The Senate version of the bill is S.2231 and will be considered by the Senate Health, Education, Labor, and Pensions Committee.
The House version of the bill will be considered by the House Education and Workforce Committee.
"I aim to ensure that the legacy of the Sago and Alma Miners will be the certainty that those laws are not left to idle on the shelf, but are, instead, enforced to the fullest extent. We owe them, their brothers and sisters still in the mines, and those yet to don a miner's cap, nothing less," stated Third District Representative Nick J. Rahall, D-W.Va., who represents Southern West Virginia, where the Melville mining tragedy occurred.
"The tragedies suffered in West Virginia this year have pointed the way to a number of steps which, we hope, can help protect the lives of coal miners," explained First District Representative Alan B. Mollohan, D-W.Va. "While there will always be dangers associated with mining, past experience proves that we can find ways to make improvements in worker safety. We believe that the new rescue and enforcement requirements in this legislation are critically important additions to existing law."

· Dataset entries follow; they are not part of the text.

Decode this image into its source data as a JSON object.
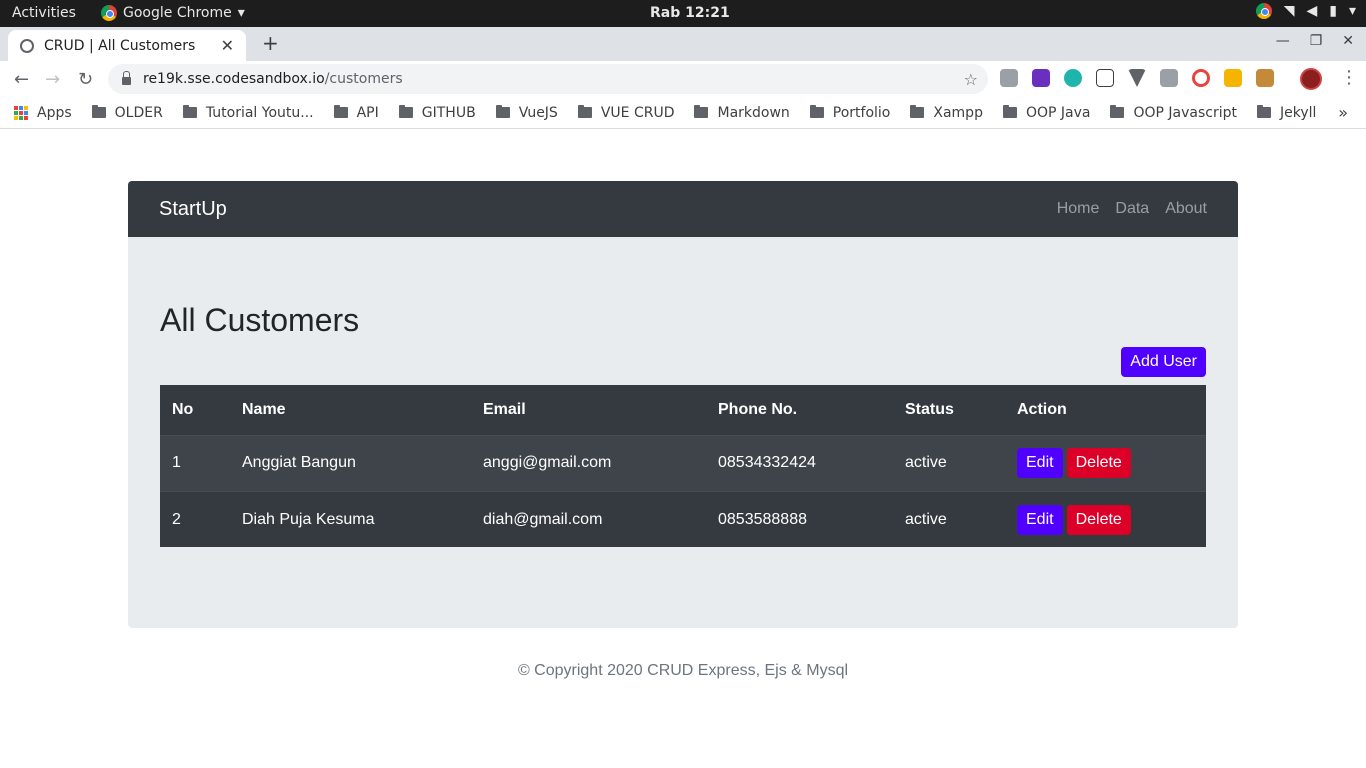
{
  "os": {
    "activities": "Activities",
    "app_name": "Google Chrome",
    "clock": "Rab 12:21"
  },
  "browser": {
    "tab_title": "CRUD | All Customers",
    "url_host": "re19k.sse.codesandbox.io",
    "url_path": "/customers",
    "bookmarks": [
      "Apps",
      "OLDER",
      "Tutorial Youtu...",
      "API",
      "GITHUB",
      "VueJS",
      "VUE CRUD",
      "Markdown",
      "Portfolio",
      "Xampp",
      "OOP Java",
      "OOP Javascript",
      "Jekyll"
    ]
  },
  "page": {
    "brand": "StartUp",
    "nav": [
      "Home",
      "Data",
      "About"
    ],
    "title": "All Customers",
    "add_user_label": "Add User",
    "table": {
      "headers": [
        "No",
        "Name",
        "Email",
        "Phone No.",
        "Status",
        "Action"
      ],
      "rows": [
        {
          "no": "1",
          "name": "Anggiat Bangun",
          "email": "anggi@gmail.com",
          "phone": "08534332424",
          "status": "active"
        },
        {
          "no": "2",
          "name": "Diah Puja Kesuma",
          "email": "diah@gmail.com",
          "phone": "0853588888",
          "status": "active"
        }
      ],
      "edit_label": "Edit",
      "delete_label": "Delete"
    },
    "footer": "© Copyright 2020 CRUD Express, Ejs & Mysql"
  },
  "colors": {
    "navbar": "#343a40",
    "container": "#e9ecef",
    "primary": "#5000ff",
    "danger": "#dc0029"
  }
}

"This is an important day for West Virginia and this country. The legislation that has been crafted by the West Virginia delegation meets a great challenge -- a challenge of securing the safety of our cherished family of miners," explained Second District Representative Shelley Moore Capito, R-W.Va., whose district includes Upshur County where the Sago tragedy occurred. "Through this legislation, we can begin to take the steps needed to prevent the type of mine tragedies that have recently befallen our state. I look forward to supporting this bill as it moves forward in Congress."
The legislation focuses on several areas, including:

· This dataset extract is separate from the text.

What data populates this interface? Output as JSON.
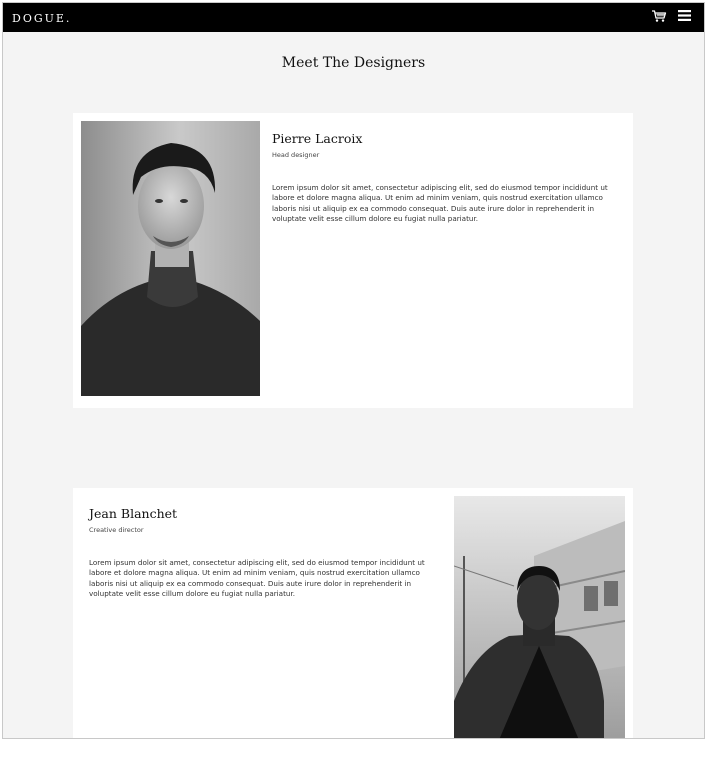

Rapid Notification and Response -- require MSHA to establish a rapid notification and response system, and require coal operators to expeditiously notify MSHA of emergencies, or subject themselves to a $100,000 fine. It took 11 hours before the rescue operation at Sago entered the mine;
Emergency Communications and Breathing Equipment -- require coal operators to store additional emergency breathing caches underground, and require emergency communications equipment for surface rescue efforts to locate and communicate with miners underground. The Sago miners had only one hour of oxygen to last through a forty-hour rescue operation, and that no communication was possible with the trapped miners at both Sago and Alma;
Penalties -- create a new mandatory minimum penalty of $10,000 for coal operators that show “negligence or reckless disregard” for the safety standards of the Mine Act. Sago had 276 safety violations, and paid fines as low as $99 for “significant and substantial” violations;
Belt Entries -- nullify an MSHA rule issued in 2004 that authorizes the use of belt entries for ventilation, which may have caused the Alma fire;
Technology -- create a science and technology transfer office in MSHA to pull research and development ideas from other federal agencies for use in the mines; and
Miner Ombudsman -- create an ombudsman in the Labor Department’s Inspector General office for miners to report safety violations.
The Delegation’s actions come on the heels of the deaths of 14 West Virginia coal miners in two separate mining tragedies. A dozen men were killed after an explosion trapped them in the International Coal Group's Sago mine in Upshur County, while two other men died after an underground fire trapped them in the Aracoma Alma mine in Logan County.
This past weekend again highlighted the importance of advanced safety technologies and emergency planning in mining. Fire broke out Sunday in a mine in central Canada, forcing some 70 miners trapped underground to retreat to emergency refuge rooms stocked with oxygen and supplies, a mine official said. A spokesman for the Minneapolis-based firm that operates the mine explained that, because of those rooms, the miners were able to stay clear of toxic gases and survive the weekend disaster.